Darren Grey's story 'My Father, The Clown' won third prize in February 2014's short fiction contest.
My Father, The Clown by Darren Grey
My psychiatrist keeps telling me I should talk more about my father, be open about what happened, and about why I behave as I do today.
It's not easy though. So often I wake up at night in a cold sweat, remembering the children screaming, the smell of rubber from twisted shapes of animals, the horrible laughter piercing through all other sounds. I can still remember so vividly my father’s eyes, painted in sadness as he laughed like a maniac. It chills me.
All my friends were afraid of him. He would try to play with them, forcing them to sit as he enacted his gross “entertainment”. His daubed visage leered before them, their young faces twisted in horror and revulsion beyond their years. They hated him, and in turn grew to hate me.
The red nose, the blanched face, the garish clothes. They hover before me in my dreams, pushing on top of me, smothering me till I am forced to accept them, to smile and laugh with them, even though I'm crying inside.

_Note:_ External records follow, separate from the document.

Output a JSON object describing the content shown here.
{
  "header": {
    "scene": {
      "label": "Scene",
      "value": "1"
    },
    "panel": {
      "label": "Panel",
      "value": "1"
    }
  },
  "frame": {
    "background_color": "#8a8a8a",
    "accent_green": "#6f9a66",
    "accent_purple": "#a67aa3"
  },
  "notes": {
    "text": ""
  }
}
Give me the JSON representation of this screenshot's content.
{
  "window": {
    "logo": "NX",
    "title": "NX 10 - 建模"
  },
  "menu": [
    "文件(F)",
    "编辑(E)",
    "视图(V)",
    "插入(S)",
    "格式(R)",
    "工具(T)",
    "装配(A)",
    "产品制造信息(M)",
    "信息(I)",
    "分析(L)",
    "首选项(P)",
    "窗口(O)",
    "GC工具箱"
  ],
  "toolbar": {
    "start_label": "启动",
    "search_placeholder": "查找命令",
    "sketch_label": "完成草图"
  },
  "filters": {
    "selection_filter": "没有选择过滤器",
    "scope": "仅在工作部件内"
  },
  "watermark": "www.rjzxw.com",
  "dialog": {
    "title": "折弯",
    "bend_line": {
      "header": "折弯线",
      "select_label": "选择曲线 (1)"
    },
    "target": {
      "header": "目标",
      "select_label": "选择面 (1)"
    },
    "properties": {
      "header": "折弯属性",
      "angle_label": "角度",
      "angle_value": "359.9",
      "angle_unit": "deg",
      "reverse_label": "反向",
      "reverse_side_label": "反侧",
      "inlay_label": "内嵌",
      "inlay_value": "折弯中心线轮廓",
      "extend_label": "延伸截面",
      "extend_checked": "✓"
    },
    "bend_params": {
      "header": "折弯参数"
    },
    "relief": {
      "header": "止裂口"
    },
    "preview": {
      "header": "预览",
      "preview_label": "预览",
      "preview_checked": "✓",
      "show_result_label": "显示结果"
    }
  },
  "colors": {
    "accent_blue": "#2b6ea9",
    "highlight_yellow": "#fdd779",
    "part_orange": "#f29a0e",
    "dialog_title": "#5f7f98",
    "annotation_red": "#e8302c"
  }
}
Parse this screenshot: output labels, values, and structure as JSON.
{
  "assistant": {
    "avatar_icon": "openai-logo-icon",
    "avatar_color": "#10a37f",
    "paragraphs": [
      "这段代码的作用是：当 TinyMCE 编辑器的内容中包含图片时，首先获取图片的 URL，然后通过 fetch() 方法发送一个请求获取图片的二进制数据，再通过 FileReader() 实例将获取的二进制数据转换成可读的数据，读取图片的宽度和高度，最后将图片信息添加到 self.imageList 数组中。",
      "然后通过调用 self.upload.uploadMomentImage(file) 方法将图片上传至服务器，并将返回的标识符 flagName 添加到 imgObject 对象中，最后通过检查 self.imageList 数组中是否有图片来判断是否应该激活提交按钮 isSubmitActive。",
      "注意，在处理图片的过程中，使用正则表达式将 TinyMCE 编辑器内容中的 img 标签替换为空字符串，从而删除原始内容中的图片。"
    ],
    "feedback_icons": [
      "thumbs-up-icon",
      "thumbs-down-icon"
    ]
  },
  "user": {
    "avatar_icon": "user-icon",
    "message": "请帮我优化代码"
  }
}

I stand in front of the mirror, painting a forced grin on myself, my eyes still sad as I decorate my body in multi-coloured clothes. I stare at my reflection, wondering is this really myself? Why do I do this? As I affix the red nose I ask myself, why have I become the thing I hate?
But my psychiatrist tells me it’s normal for those who were amused as children to go on to be amusers themselves.